Start of DATA RECORDS

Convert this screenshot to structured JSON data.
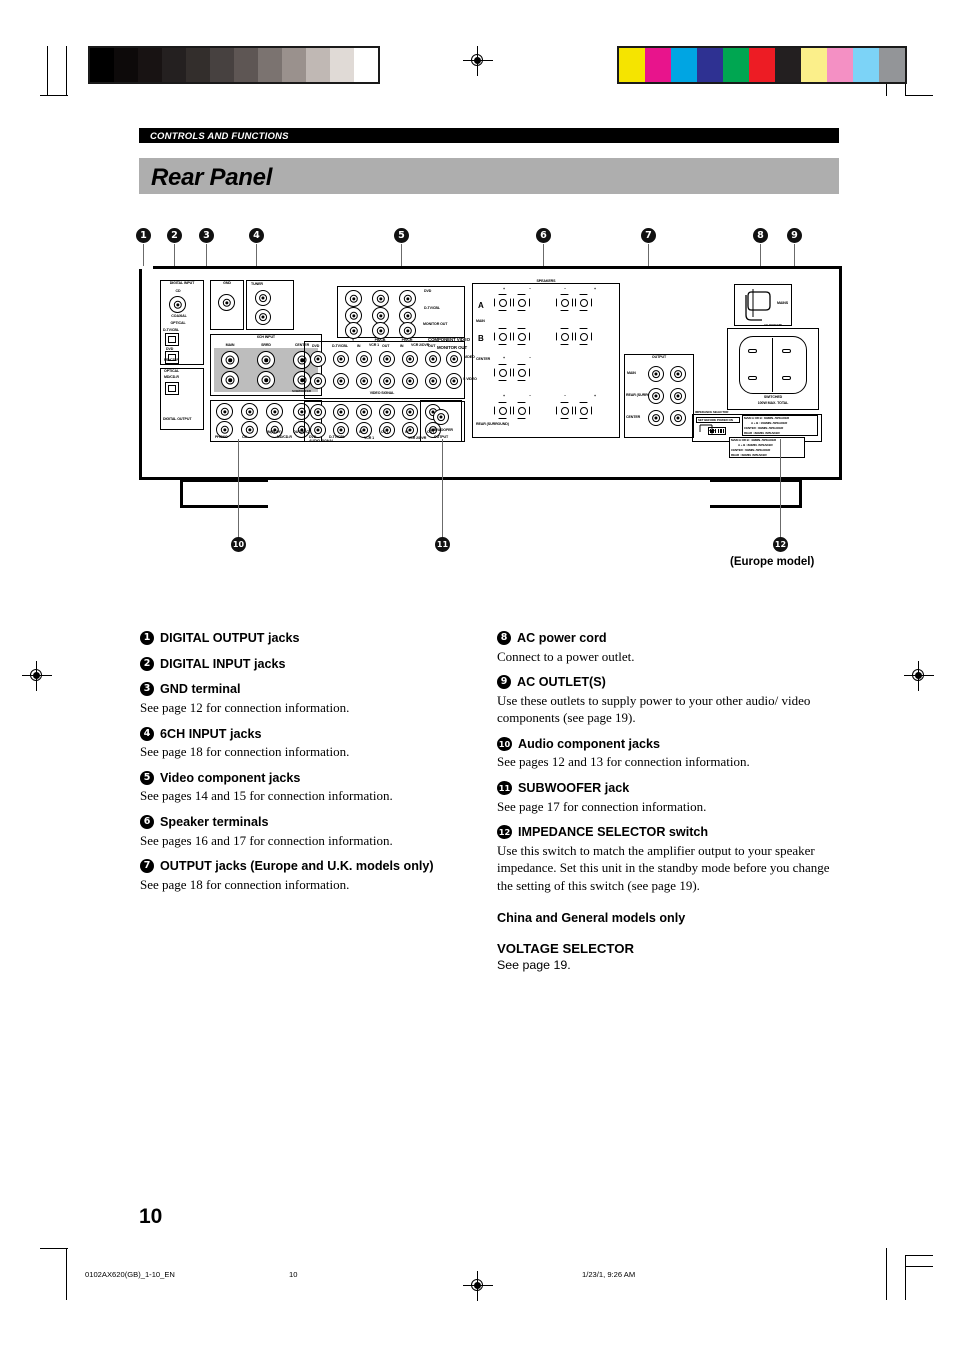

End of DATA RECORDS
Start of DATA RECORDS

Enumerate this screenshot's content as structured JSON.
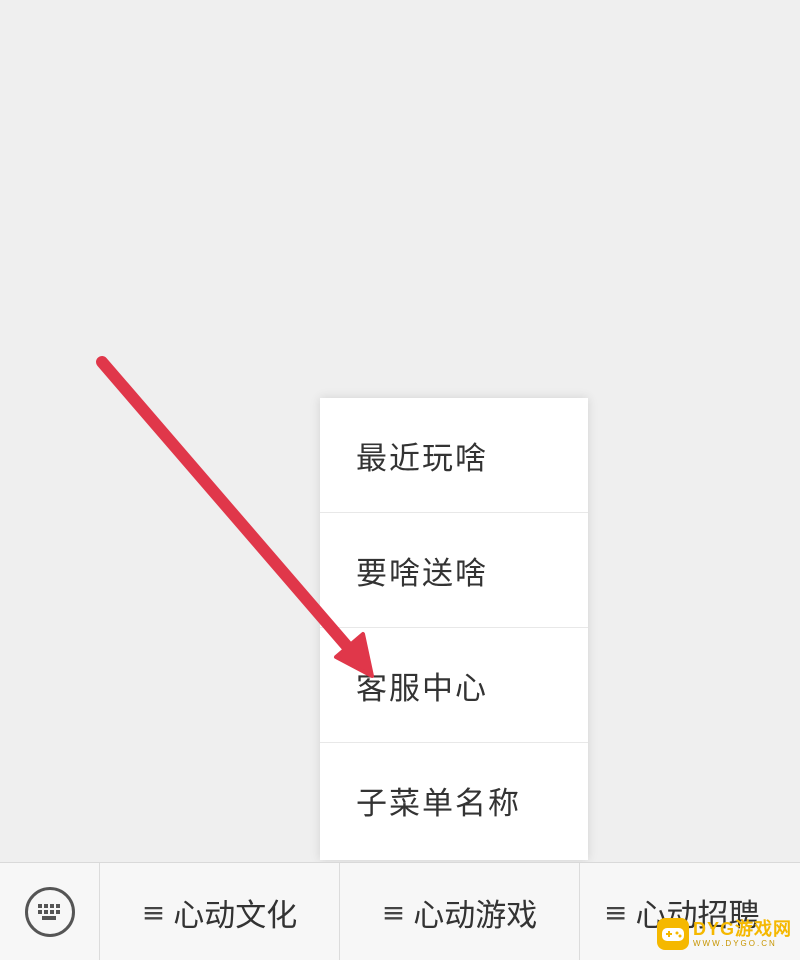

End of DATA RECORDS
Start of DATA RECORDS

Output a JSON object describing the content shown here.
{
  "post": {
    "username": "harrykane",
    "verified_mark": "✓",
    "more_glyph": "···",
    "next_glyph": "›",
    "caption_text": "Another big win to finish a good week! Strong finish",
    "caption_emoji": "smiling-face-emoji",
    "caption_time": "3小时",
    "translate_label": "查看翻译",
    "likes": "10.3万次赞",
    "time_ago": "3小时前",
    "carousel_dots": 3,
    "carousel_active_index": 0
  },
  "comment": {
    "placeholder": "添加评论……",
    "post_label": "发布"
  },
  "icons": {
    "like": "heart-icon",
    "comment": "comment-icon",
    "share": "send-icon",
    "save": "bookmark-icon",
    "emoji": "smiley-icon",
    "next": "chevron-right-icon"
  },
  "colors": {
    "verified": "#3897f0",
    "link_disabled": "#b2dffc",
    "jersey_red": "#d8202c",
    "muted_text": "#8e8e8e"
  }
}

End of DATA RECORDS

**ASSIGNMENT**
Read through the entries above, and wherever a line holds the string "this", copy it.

**EXPECTED OUTPUT**
Convert this screenshot to structured JSON data.
Enumerate this screenshot's content as structured JSON.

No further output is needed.